Because the Postal Service cannot be expected to detect such subterfuge in every instance, limiting the postmark rule to postmarks affixed by the Postal Ser vice serves a legitimate purpose even assuming that backdating of postage meters is now impossible. Peti tioner's reliance upon Rosenthal v. Walker, 111 U.S. 185, 189 (1884), is therefore misplaced.2 The governing stat- utes and regulations do not place a duty upon the Postal Service to detect and re-date every piece of privately- metered mail that is deposited on a date other than the one stamped. Thus, neither Rule 4 nor Section 7266 pre sumes that the Postal Service will fail to do its duty in the ordinary course of business.

CONCLUSION

The petition for a writ of certiorari should be denied.

Respectfully submitted.

ELENA KAGAN
Solicitor General
TONY WEST
Assistant Attorney General
JEANNE E. DAVIDSON
TODD M. HUGHES
JOHN J. TODOR
Attorneys

OCTOBER 2009

1 Petitioner contends (Pet. 7) that "[l]egal title to all postage meters is held by the United States Postal Service." That is incorrect.

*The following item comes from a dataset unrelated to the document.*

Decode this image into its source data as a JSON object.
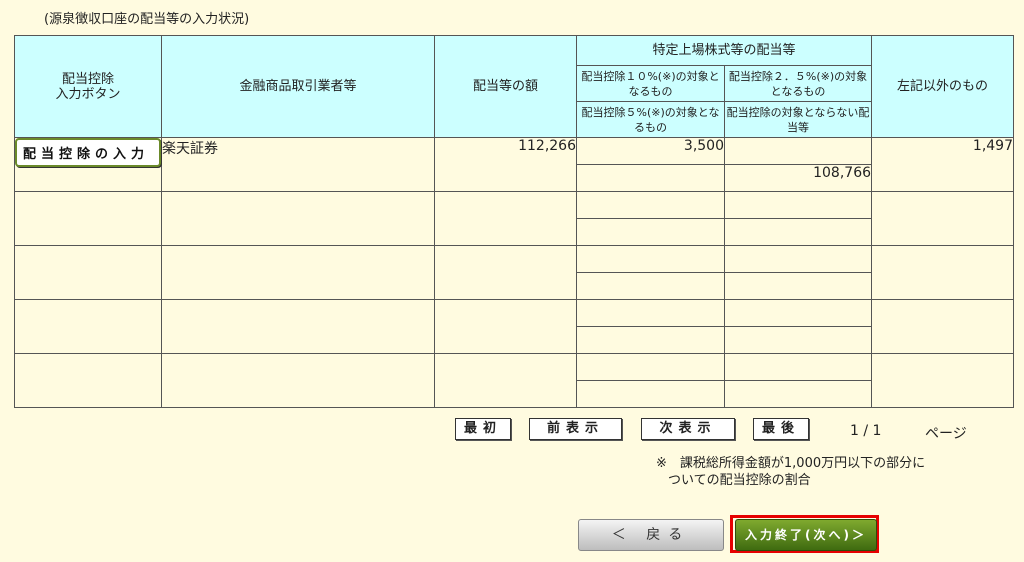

The applicable Postal Service regulation provides that "[e]ach authorized provider of Postage Evidencing Systems must permanently hold title to all Postage Evidencing Systems which it manufactures or distributes except those purchased by the Postal Service or distributed outside the United States." 39 C.F.R. 501.14(a). The term "Postal Evidencing Sys tem" includes postage meters. See 39 C.F.R. 501.1(a).

2 The Court in Rosenthal applied the common-law mailbox rule, which provides that "if a letter properly directed is proved to have been either put into the post-office or delivered to the postman, it is pre sumed, from the known course of business in the post-office depart ment, that it reached its destination at the regular time, and was re ceived by the person to whom it was addressed." 111 U.S. at 193. In this case, however, there is no dispute about whether or when peti tioner's notice of appeal was received by the Veterans Court. The issue instead is whether the date-stamp affixed by the postage meter held by petitioner's attorney was a "United States Postal Service postmark" within the meaning of Section 7266(c)(2). The decision in Rosenthal does not speak to that question.